Prevention is the best approach
DNR conducts CWD surveillance to keep Minnesota deer healthy. The prevalence and geographic spread of CWD is increasing. Taking steps to better protect deer from disease is vital to Minnesota's hunting tradition and economy.
Proactive surveillance and precautionary testing for the disease is a proven strategy that allows DNR to manage CWD by finding it early and reacting quickly and aggressively to control it. These actions, which were taken in 2010 to successfully combat a CWD infection in wild deer near Pine Island, provide the best opportunity to eliminate the disease's spread.
An additional protection prevents whole carcasses of deer, elk, moose and caribou from anywhere in North America to be brought in to Minnesota. Until August 2016, whole carcasses could be brought in if they were not harvested in an area infected with CWD.
Recent focused surveillance efforts
2016: Due to the expansion of CWD in Iowa and Wisconsin, surveillance targeted nearly all of southeastern Minnesota during its firearms deer seasons.
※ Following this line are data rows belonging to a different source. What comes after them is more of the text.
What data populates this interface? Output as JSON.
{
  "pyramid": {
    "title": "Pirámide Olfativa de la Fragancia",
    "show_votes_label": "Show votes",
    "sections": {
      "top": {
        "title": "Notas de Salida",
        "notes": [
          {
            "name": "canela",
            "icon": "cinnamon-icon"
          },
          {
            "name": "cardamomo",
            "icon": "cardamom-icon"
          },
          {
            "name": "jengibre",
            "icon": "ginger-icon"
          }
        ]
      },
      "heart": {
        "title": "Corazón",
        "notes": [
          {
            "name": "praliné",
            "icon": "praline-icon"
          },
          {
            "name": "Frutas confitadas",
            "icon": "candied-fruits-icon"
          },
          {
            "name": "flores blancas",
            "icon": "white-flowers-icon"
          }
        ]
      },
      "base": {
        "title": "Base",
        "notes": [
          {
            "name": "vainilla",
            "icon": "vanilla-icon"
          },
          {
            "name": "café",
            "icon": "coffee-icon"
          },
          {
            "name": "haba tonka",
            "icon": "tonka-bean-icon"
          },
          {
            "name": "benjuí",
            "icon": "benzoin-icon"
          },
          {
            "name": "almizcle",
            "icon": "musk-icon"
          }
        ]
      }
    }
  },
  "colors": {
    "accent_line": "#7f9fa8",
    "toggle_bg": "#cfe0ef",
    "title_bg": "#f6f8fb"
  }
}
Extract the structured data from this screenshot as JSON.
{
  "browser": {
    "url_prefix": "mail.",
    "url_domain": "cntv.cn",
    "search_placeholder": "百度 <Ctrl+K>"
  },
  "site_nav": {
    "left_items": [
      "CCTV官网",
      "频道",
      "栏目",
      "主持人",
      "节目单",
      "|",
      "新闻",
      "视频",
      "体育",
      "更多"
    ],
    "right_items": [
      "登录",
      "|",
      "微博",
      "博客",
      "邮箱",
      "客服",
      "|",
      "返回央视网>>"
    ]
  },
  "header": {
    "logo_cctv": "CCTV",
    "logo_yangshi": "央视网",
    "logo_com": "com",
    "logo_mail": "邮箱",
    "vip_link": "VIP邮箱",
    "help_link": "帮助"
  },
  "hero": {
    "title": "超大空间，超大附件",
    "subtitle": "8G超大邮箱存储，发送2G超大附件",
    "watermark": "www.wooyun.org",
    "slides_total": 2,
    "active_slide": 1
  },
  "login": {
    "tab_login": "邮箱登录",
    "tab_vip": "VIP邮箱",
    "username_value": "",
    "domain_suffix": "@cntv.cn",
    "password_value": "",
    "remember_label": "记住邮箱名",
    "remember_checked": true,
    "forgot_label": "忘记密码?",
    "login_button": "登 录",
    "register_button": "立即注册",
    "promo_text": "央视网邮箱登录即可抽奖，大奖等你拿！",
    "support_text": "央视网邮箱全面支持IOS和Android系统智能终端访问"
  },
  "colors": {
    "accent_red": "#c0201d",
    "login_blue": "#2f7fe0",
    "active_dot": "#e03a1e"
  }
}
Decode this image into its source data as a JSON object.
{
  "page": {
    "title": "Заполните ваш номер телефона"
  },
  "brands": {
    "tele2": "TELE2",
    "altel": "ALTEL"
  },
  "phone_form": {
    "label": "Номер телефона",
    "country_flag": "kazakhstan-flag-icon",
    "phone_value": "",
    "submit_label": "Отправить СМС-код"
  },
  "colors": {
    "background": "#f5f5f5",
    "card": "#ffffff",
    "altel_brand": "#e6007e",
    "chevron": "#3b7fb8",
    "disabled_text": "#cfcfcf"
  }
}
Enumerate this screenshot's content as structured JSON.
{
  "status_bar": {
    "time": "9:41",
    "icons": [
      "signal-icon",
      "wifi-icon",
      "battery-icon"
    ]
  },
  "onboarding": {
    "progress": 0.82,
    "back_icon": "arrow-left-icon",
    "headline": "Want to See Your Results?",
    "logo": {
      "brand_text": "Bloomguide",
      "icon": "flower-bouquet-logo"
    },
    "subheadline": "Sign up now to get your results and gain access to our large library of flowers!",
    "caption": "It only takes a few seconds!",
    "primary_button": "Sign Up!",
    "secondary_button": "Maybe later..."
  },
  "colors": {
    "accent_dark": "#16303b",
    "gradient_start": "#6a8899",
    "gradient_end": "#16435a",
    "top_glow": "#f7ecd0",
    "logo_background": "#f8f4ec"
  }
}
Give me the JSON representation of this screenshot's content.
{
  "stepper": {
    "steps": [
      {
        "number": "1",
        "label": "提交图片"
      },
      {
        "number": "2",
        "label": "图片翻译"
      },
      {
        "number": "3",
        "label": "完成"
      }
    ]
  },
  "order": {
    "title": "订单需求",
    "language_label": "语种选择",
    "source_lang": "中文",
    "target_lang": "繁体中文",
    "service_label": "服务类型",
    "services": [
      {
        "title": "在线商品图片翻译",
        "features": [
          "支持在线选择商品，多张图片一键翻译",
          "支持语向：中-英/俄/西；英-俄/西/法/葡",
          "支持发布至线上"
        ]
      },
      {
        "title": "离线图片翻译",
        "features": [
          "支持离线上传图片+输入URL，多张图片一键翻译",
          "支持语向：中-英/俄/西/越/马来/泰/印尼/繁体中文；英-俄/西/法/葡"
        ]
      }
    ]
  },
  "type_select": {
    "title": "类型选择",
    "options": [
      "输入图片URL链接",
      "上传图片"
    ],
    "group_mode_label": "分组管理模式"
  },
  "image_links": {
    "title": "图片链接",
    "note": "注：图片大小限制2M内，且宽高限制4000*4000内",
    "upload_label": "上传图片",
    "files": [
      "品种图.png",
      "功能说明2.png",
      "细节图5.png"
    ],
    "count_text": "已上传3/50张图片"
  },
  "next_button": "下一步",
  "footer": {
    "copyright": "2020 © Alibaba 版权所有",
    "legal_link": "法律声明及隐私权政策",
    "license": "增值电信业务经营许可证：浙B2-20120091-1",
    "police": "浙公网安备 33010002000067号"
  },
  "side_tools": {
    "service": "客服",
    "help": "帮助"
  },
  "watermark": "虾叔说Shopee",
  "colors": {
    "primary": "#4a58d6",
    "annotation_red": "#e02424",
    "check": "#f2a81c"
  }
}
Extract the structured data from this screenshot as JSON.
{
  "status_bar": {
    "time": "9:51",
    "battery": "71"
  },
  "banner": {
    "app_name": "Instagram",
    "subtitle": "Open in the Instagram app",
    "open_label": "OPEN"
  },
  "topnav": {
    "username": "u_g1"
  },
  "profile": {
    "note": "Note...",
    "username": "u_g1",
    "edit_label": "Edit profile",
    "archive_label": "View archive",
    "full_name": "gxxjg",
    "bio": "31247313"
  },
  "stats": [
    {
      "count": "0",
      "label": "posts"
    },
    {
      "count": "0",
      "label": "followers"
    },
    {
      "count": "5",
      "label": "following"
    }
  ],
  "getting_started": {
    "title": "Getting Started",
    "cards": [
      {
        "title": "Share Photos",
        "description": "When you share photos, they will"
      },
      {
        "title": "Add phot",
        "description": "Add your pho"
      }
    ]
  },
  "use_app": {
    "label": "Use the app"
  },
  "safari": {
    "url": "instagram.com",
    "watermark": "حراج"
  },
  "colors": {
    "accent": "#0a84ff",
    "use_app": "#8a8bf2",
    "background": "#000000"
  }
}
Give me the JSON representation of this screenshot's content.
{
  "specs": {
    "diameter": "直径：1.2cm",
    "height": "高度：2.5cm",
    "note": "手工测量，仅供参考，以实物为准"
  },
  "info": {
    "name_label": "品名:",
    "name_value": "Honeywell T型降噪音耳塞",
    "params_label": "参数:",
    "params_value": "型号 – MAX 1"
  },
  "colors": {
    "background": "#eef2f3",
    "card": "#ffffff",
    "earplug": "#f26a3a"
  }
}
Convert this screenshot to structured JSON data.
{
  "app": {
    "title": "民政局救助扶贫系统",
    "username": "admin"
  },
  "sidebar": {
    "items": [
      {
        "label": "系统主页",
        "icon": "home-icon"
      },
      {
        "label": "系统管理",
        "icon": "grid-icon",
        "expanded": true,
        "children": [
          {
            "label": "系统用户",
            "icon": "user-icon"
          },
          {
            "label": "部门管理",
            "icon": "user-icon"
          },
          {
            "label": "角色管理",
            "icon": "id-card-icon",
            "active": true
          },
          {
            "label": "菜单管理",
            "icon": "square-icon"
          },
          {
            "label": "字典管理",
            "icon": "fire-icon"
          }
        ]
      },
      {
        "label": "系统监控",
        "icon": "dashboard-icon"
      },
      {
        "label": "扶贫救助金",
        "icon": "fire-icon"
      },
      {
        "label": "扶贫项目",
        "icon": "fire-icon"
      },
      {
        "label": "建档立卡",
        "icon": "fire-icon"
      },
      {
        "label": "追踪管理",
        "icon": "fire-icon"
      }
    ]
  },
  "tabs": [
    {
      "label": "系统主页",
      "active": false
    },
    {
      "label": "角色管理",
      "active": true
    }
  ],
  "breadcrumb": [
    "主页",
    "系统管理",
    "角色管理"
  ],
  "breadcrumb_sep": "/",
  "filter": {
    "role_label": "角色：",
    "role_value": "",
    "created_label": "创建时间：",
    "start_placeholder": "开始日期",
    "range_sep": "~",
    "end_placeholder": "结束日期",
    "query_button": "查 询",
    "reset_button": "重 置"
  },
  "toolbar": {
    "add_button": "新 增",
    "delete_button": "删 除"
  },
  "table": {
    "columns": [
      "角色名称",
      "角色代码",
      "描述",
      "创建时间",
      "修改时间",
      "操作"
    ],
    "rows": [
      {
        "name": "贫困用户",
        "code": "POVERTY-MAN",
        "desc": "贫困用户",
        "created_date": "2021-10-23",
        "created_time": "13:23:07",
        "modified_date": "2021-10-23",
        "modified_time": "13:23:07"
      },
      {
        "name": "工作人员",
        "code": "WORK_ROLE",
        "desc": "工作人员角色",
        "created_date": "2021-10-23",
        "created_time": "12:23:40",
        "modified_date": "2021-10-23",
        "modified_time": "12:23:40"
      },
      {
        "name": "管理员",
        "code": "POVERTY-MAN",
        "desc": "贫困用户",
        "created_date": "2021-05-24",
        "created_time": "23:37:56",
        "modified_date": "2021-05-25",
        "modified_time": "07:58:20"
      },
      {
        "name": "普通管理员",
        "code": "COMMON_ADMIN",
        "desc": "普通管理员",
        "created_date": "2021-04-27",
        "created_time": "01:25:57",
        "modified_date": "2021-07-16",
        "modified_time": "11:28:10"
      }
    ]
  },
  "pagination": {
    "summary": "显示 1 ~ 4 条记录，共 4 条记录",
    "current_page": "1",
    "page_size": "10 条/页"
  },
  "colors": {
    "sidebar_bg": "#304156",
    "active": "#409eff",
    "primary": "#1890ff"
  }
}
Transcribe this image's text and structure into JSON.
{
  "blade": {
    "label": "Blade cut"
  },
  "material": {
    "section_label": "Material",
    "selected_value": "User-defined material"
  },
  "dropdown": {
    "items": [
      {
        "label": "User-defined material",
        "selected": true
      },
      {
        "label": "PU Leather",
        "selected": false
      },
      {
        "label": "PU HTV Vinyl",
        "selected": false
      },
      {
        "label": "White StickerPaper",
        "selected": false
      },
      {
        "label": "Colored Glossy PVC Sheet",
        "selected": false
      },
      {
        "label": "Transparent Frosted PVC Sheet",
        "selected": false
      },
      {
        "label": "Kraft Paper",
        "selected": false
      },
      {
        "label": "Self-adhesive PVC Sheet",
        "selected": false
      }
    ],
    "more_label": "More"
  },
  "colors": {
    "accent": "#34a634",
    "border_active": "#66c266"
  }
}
Intially, two male deer harvested 1 mile apart near Preston tested positive for CWD. These were the first wild deer found to have CWD since a deer harvested in fall 2010 near Pine Island tested positive. Additional testing resulted in nine more deer testing positive, bringing the total to 11 and prompting additional and expanded testing in 2017.
2014: Triggered by the detection of several CWD-infected deer in 2014 from Iowa's Allamakee County, the Minnesota DNR collected 411 samples in southeastern Minnesota deer permit areas 348 and 349. All test results were negative.
2012-2014: In mid-2012, a captive European red deer (Cervus elaphus) was found infected with CWD in a herd of approximately 400 animals from North Oaks. In response, DNR collected samples from 350 deer, all within a 10-mile radius of the farm on the northeastern edge of the Minneapolis-St. Paul metropolitan area. All test results were negative.
What is CWD?
CWD is a contagious neurological disease affecting deer, elk and moose. It causes a characteristic spongy degeneration of the brains of infected animals resulting in emaciation, abnormal behavior, loss of bodily functions and death.
CWD belongs to a group of diseases known as transmissible spongiform encephalopathies (TSEs). Within this family of diseases, there are several other variants that affect domestic animals:
- Scrapie, which has been identified in domestic sheep and goats for more than 200 years;
- Bovine spongiform encephalopathy (BSE) in cattle (also known as "mad cow disease"); and
- Transmissible mink encephalopathy in farmed mink.